A Note on the Municipals

Commenter Ben wrote:

On a side note, Segolene's call for an overall alliance tonight is just as tactical as it is strategic. The writing on the wall is that Bertrand Delanoë is going to ally himself with the MoDem in Paris therefore accomplishing a PS wet dream of an alliance going from the Communists and the Greens to the Center.

It would have been very damaging to her in the forecasted fight between the two to be the next PS Presidential candidate if she had let Delanoë be at the forefront of that new potential political configuration. Events sort of forced her to make that overreaching call (since the MoDem is clearly allied with the UMP is a good number of cities) to try to "top" Delanoë's likely achievement this week.


I think this comment overstates the case. For one thing, Royal has been calling for a "broad party of the left stretching from MoDem to the extreme left" ever since she made her post-election return a few months ago. See, in particular, my remarks on her appearances in Cambridge, where she made this goal quite explicit. So I don't think there was any need to pre-empt Delanoë, who has been very discreet about what program, if any, he intends to put forward in a bid for the party leadership.

Second, Delanoë may choose to forgo any explicit overture to MoDem, since he is in a strong enough position to win without making any such concession. He might even enhance his position in the party leadership contest by availing himself of this strength and avoiding unnecessary and ambiguous compromise. Only in the 5th Arr., where Lynne Cohen-Solal's PS list is 3 points behind Jean Tiberi's UMP, does an alliance with MoDem seem indispensable.

Third, I agree with Ben that Royal's weakness remains her lack of clarity about what principles underlie her readiness to make tactical compromises. That's why I included Nouveau Centre in my remarks. To ally with MoDem is to indicate an opening to the center that is purely anti-Sarkozyste.

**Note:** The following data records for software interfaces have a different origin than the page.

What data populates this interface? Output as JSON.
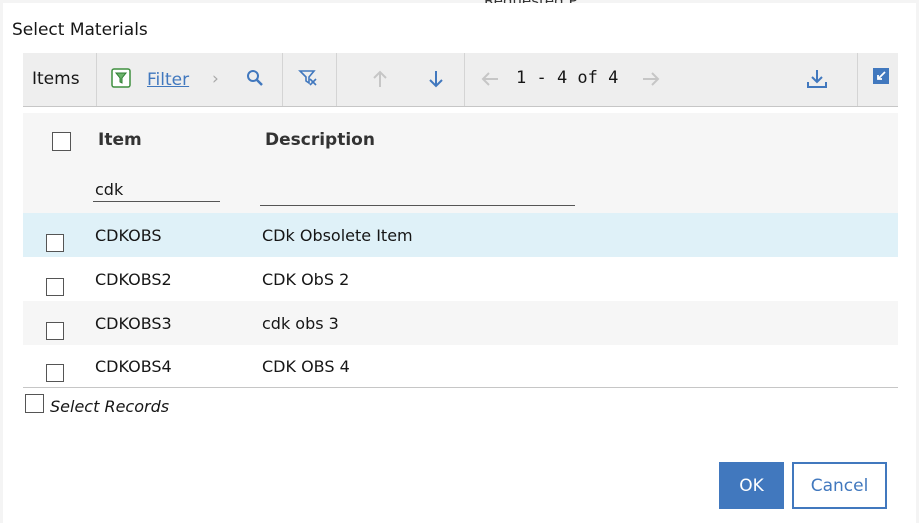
{
  "background": {
    "partial_text": "Requested P"
  },
  "dialog": {
    "title": "Select Materials"
  },
  "toolbar": {
    "items_label": "Items",
    "filter_label": "Filter",
    "pager_text": "1 - 4 of 4",
    "icons": [
      "filter-icon",
      "chevron-right-icon",
      "search-icon",
      "clear-filter-icon",
      "arrow-up-icon",
      "arrow-down-icon",
      "arrow-left-icon",
      "arrow-right-icon",
      "download-icon",
      "collapse-icon"
    ],
    "accent_color": "#4178be"
  },
  "table": {
    "columns": [
      "Item",
      "Description"
    ],
    "filters": {
      "item": "cdk",
      "description": ""
    },
    "rows": [
      {
        "item": "CDKOBS",
        "description": "CDk Obsolete Item",
        "selected": false
      },
      {
        "item": "CDKOBS2",
        "description": "CDK ObS 2",
        "selected": false
      },
      {
        "item": "CDKOBS3",
        "description": "cdk obs 3",
        "selected": false
      },
      {
        "item": "CDKOBS4",
        "description": "CDK OBS 4",
        "selected": false
      }
    ]
  },
  "footer": {
    "select_records_label": "Select Records",
    "ok_label": "OK",
    "cancel_label": "Cancel"
  }
}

It would be a quite different thing if a candidate for the PS leadership were to say, We are prepared to welcome centrists who agree with us on such-and-such definition of "the social market economy," or some such formula, regardless of where they stand on Sarkozy, and regardless of their position vis-à-vis potential coalition members who stand to the left of the PS. That would signal a genuine shift. If the municipal elections signify anything for the future of politics at the national level (and I don't think they signify much), it is that rejection of Sarkozy as a personality is not a winning strategy for the Left. With Sarkozy arguably at the nadir of his popularity, still the Left scored only 47 percent nationally.